We now have order forms for Redstone Easter Candies, and there’s a long, yummy-sounding list of items to choose from:
1-lb. eggs in fruit and nut, maple nut, peanut butter, or coconut (10.95 ea)
14 oz eggs in chocolate nut, fudge nut, or chocolate coconut (10.95 ea)
Foiled eggs (11 oz. box/7.95)
Chocolate covered pretzels (8 oz./7.95)
Solid milk or white chocolate rabbit, hen, bear, or cross (5 oz./4.50)
Solid milk or white chocolate rabbit (10 oz./7.95, 15oz./9.95, or 26 oz./14.95)
Chocolate covered marshmallows (10 oz./8.95)
Fruit, spiced, or black jelly beans (24 oz./5.50)
Peanut butter logs (10 oz./8.95)
Gummi strawberry fish (16 oz. jar/6.50)
Stop by the Polish Hill Civic Association office and pick up a form. Orders and payment are due back by March 18. Download a flyer here or the order form here
This Sunday, those wonderful folks from Obscure Games will be back in Polish Hill, playing some games at West Penn. This time, it is Human Curling —
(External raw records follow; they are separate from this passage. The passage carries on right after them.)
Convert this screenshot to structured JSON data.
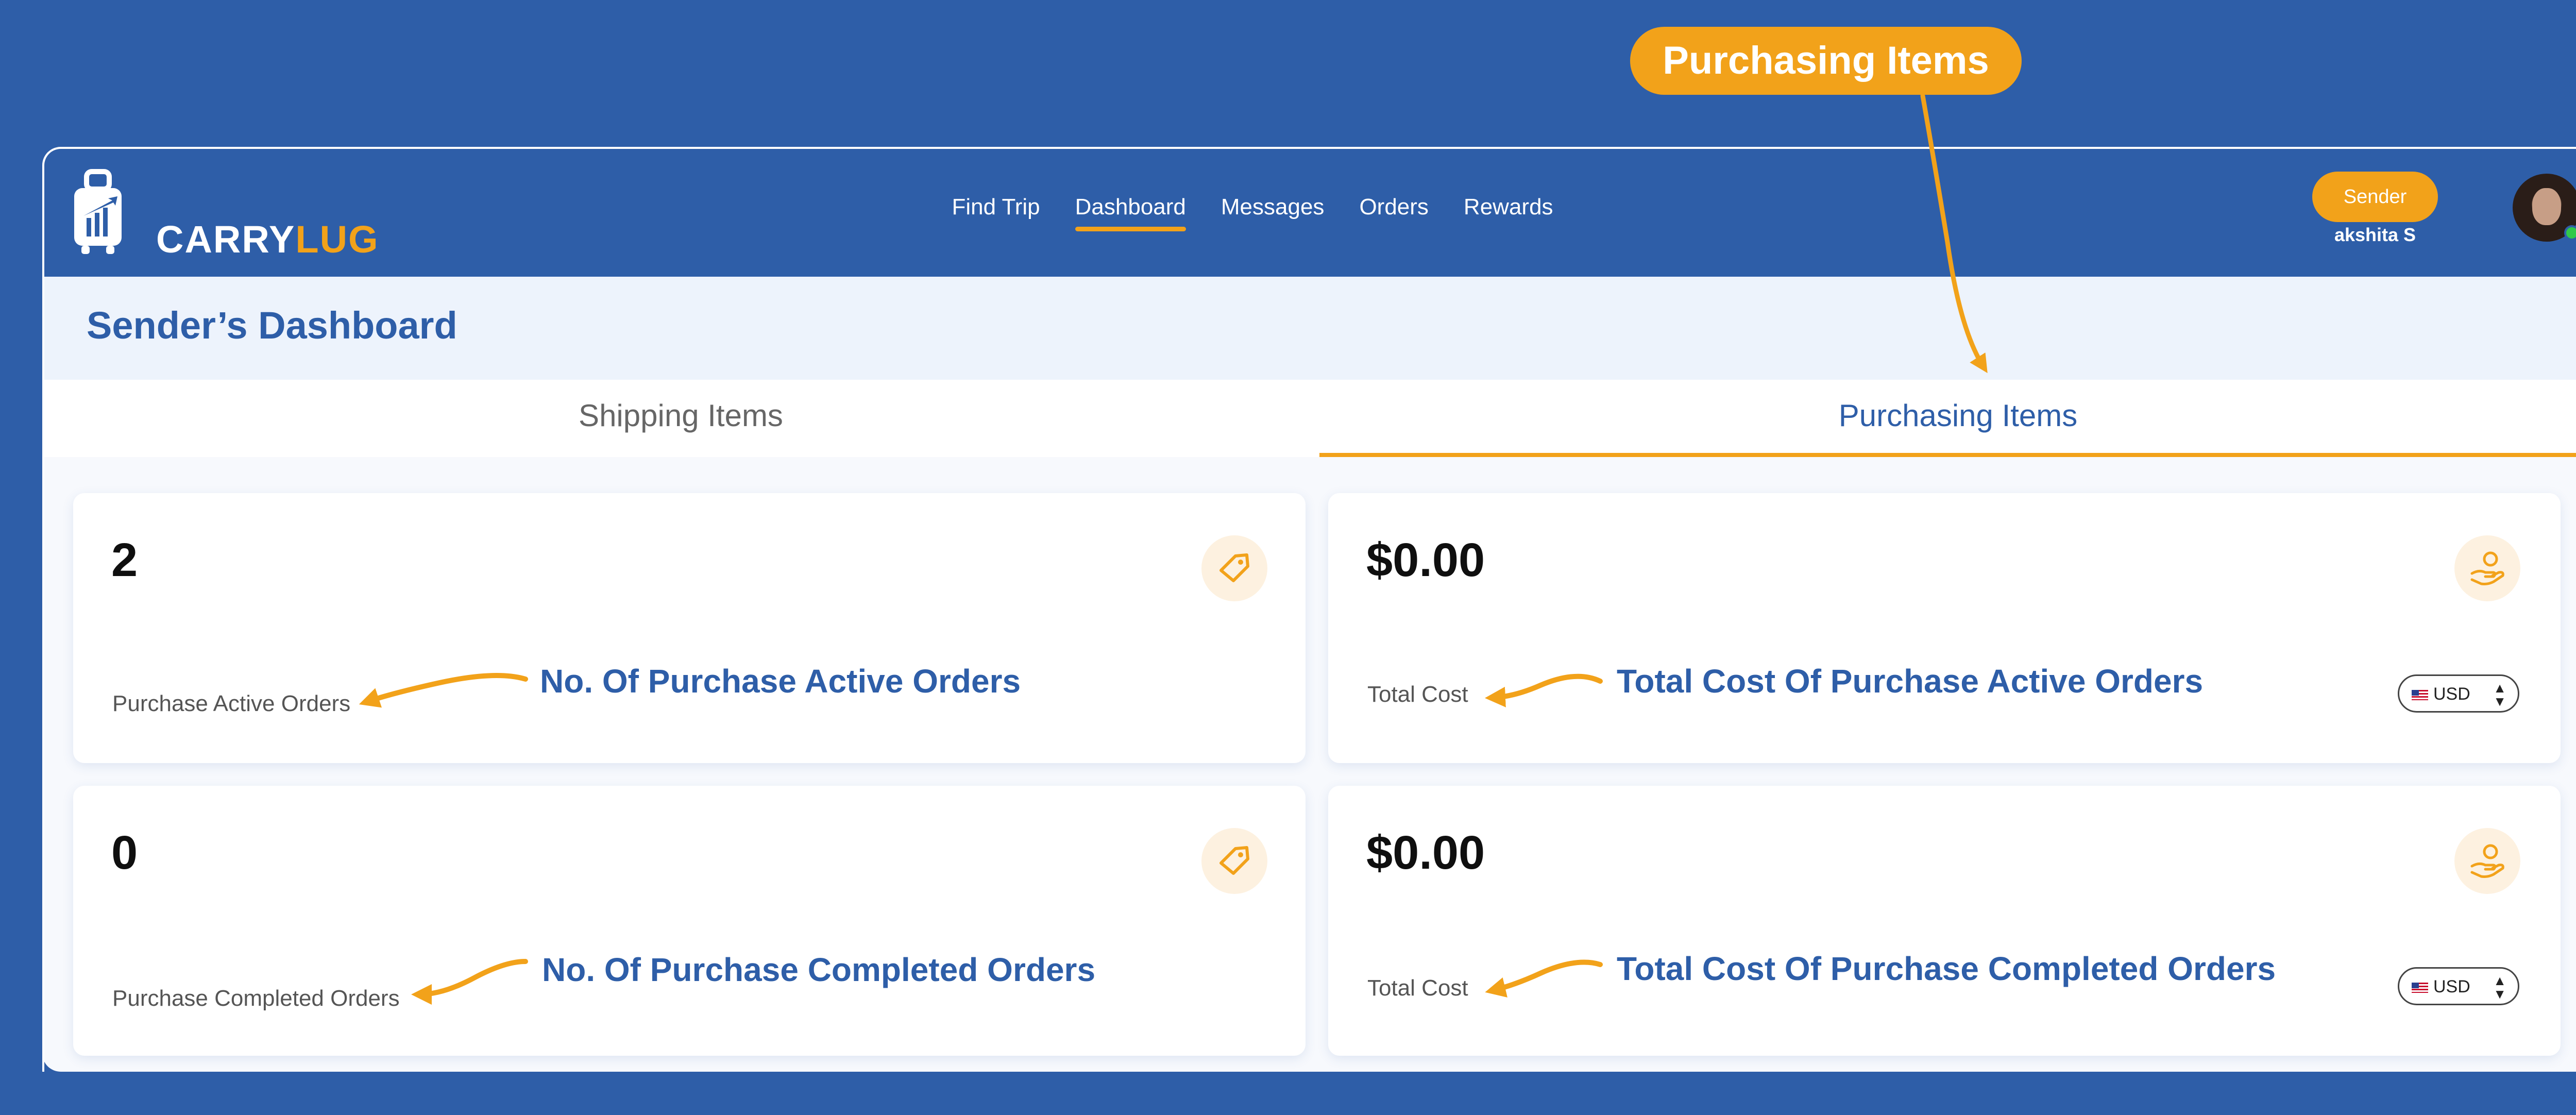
{
  "callout": {
    "label": "Purchasing Items"
  },
  "logo": {
    "part1": "CARRY",
    "part2": "LUG"
  },
  "nav": {
    "items": [
      {
        "label": "Find Trip"
      },
      {
        "label": "Dashboard"
      },
      {
        "label": "Messages"
      },
      {
        "label": "Orders"
      },
      {
        "label": "Rewards"
      }
    ],
    "active": "Dashboard"
  },
  "user": {
    "role": "Sender",
    "name": "akshita S"
  },
  "dashboard": {
    "title": "Sender’s Dashboard"
  },
  "tabs": {
    "shipping": "Shipping Items",
    "purchasing": "Purchasing Items"
  },
  "cards": [
    {
      "value": "2",
      "label": "Purchase Active Orders",
      "icon": "tag-icon"
    },
    {
      "value": "$0.00",
      "label": "Total Cost",
      "icon": "hand-coin-icon",
      "currency": "USD"
    },
    {
      "value": "0",
      "label": "Purchase Completed Orders",
      "icon": "tag-icon"
    },
    {
      "value": "$0.00",
      "label": "Total Cost",
      "icon": "hand-coin-icon",
      "currency": "USD"
    }
  ],
  "annotations": [
    "No. Of Purchase Active Orders",
    "Total Cost Of Purchase Active Orders",
    "No. Of Purchase Completed Orders",
    "Total Cost Of Purchase Completed Orders"
  ],
  "colors": {
    "brand_blue": "#2e5ea8",
    "accent_orange": "#f2a21a",
    "light_panel": "#edf3fc"
  }
}
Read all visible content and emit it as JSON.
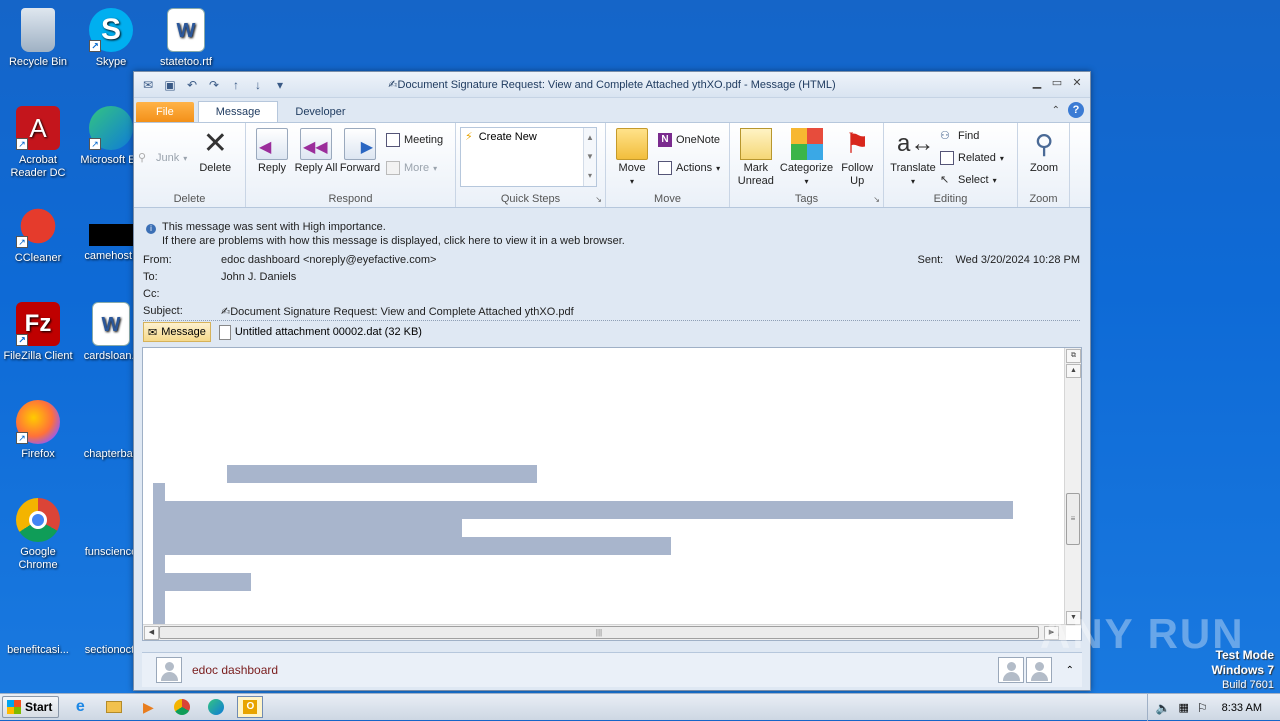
{
  "desktop": {
    "icons": [
      {
        "label": "Recycle Bin"
      },
      {
        "label": "Skype"
      },
      {
        "label": "statetoo.rtf"
      },
      {
        "label": "Acrobat Reader DC"
      },
      {
        "label": "Microsoft Ed"
      },
      {
        "label": "CCleaner"
      },
      {
        "label": "camehost.j"
      },
      {
        "label": "FileZilla Client"
      },
      {
        "label": "cardsloan.r"
      },
      {
        "label": "Firefox"
      },
      {
        "label": "chapterbay"
      },
      {
        "label": "Google Chrome"
      },
      {
        "label": "funscience"
      },
      {
        "label": "benefitcasi..."
      },
      {
        "label": "sectionoct."
      }
    ]
  },
  "window": {
    "title": "✍Document Signature Request: View and Complete Attached ythXO.pdf  -  Message (HTML)",
    "tabs": [
      {
        "label": "File"
      },
      {
        "label": "Message"
      },
      {
        "label": "Developer"
      }
    ]
  },
  "ribbon": {
    "delete_group": {
      "junk": "Junk",
      "delete": "Delete",
      "title": "Delete"
    },
    "respond_group": {
      "reply": "Reply",
      "reply_all": "Reply All",
      "forward": "Forward",
      "meeting": "Meeting",
      "more": "More",
      "title": "Respond"
    },
    "quicksteps_group": {
      "create_new": "Create New",
      "title": "Quick Steps"
    },
    "move_group": {
      "move": "Move",
      "onenote": "OneNote",
      "actions": "Actions",
      "title": "Move"
    },
    "tags_group": {
      "mark_unread": "Mark Unread",
      "categorize": "Categorize",
      "follow_up": "Follow Up",
      "title": "Tags"
    },
    "editing_group": {
      "translate": "Translate",
      "find": "Find",
      "related": "Related",
      "select": "Select",
      "title": "Editing"
    },
    "zoom_group": {
      "zoom": "Zoom",
      "title": "Zoom"
    }
  },
  "message": {
    "info_line1": "This message was sent with High importance.",
    "info_line2": "If there are problems with how this message is displayed, click here to view it in a web browser.",
    "from_label": "From:",
    "from_value": "edoc dashboard <noreply@eyefactive.com>",
    "to_label": "To:",
    "to_value": "John J. Daniels",
    "cc_label": "Cc:",
    "subject_label": "Subject:",
    "subject_value": "✍Document Signature Request: View and Complete Attached ythXO.pdf",
    "sent_label": "Sent:",
    "sent_value": "Wed 3/20/2024 10:28 PM",
    "attach_message_label": "Message",
    "attachment_name": "Untitled attachment 00002.dat (32 KB)"
  },
  "people_pane": {
    "name": "edoc dashboard"
  },
  "taskbar": {
    "start_label": "Start",
    "clock": "8:33 AM"
  },
  "watermark": {
    "line1": "Test Mode",
    "line2": "Windows 7",
    "line3": "Build 7601",
    "brand": "ANY RUN"
  },
  "colors": {
    "desktop": "#1565c8",
    "file_tab": "#f39019",
    "placeholder_bars": "#a8b5cc"
  }
}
Played in a gymnasium, teams take turns pushing players in swivel chairs across the gym floor, scoring points for accuracy and distance. Teams position players strategically in order to pull off complicated ricochets and other high-scoring plays, while simultaneously trying to tag-out members of the opposing team. And though the US Olympic Curling Teams have not fared well, in this weekend’s tournament, Obscure Games teams will bring honor back to the US and to Pittsburgh by competing to be named “Human Curling Champions of the World.”
The games begin on February 28, from 10:30AM – 1:30PM. There is more information and a place to register a team on the Obscure Games site.
Citiparks/West Penn Community Center
470 30TH @ Paulowna Street
Pittsburgh, Pa. 15219
For more information about Obscure Games Pittsburgh’s weekly game events, or the upcoming Steel City Games Fest, contact Adam Nelson at (412) 223 7142, or visit the Obscure Games Website, www.obscuregamespgh.com